This Short Rows fan had served in the military, as did most young men of draft age in the mid-20th century. The Army sent him to Germany, and there he lived with a German family. They talked about some shared rural customs, including food preservation, and he recalled that the Germans called the process “jarring” rather than “canning.” He thought — and I agree — that it’s hard to argue with that description of preserving food since it is jars, not cans, that are used in the process.

I had never thought about it before, but revisiting his note caused me to reflect on the choice of the term canning. There must be a reason that we “can” goods in jars, and there is.

We can thank Napoleon and the British for the process and the name. The Little General’s obsession with ruling the world required a big army, and a big army required a lot of food, so (according to the Encyclopedia Britannica) the French government looked to French inventor Nicolas Appert, who came up with a process of preserving food by tightly sealing it inside a jar, heating it to a certain temperature, and maintaining the heat for a certain period. It’s basically the process used to this day.

The British, who were determined not to be overrun by Napoleon, had the same need. They also had an emerging industrial system, and a year later, in 1810, Englishman Peter Durand patented the use of tin-coated iron cans to replace bottles. Hence “canned” food.

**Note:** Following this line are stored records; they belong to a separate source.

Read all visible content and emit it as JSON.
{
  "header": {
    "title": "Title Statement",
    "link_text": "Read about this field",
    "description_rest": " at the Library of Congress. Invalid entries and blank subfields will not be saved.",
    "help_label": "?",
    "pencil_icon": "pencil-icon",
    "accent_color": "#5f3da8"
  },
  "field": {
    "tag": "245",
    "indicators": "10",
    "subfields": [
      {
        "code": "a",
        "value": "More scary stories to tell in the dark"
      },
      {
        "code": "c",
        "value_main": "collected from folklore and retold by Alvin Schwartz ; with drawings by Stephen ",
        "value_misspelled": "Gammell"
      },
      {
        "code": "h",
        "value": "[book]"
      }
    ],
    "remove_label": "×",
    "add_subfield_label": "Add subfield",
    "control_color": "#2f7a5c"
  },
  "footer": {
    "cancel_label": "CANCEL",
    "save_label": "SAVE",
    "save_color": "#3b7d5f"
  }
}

Neither Appert nor Durrand knew why food didn’t spoil when treated in this fashion, and an explanation wouldn’t come until about 50 years later when Louis Pasteur (another Frenchman) explained that heating the vegetables killed microorganisms in the food and sealing the jar or can kept other contaminants from entering the food until it was used.

Some canned food was available for federal troops during the American Civil War, but canning as a major American industry didn’t begin until the end of the 19th century and early 20th. By then, the science of canning was well understood.

Beginning during that period, one of the U.S. Department of Agriculture’s primary functions became the distribution of scientific information to farm communities whenever new information became available. To that end, the USDA began issuing a series of “Farmers Bulletins” that contained the latest agricultural scientific advances, and it wasn’t long before the topic of safe food preservation made its way into the information flow.

Bulletin 359, issued in 1909, discussed the benefits of “canning” food to prevent molds, yeasts and bacteria in food. It discussed the need to keep air out of the canned food container and explained sterilization.

Canning education became a major thrust among home economics educators, who were largely trained through Land Grant colleges and emerging Extension Service programs.

Today, the USDA continues to offer information for those who want to enjoy the fruits of their gardening year-round. There’s a terrific website at that has all you need to know to be a canner, or if you prefer, a “jarrer.”


John Edwards is publisher emeritus of The Smithfield Times. His email address is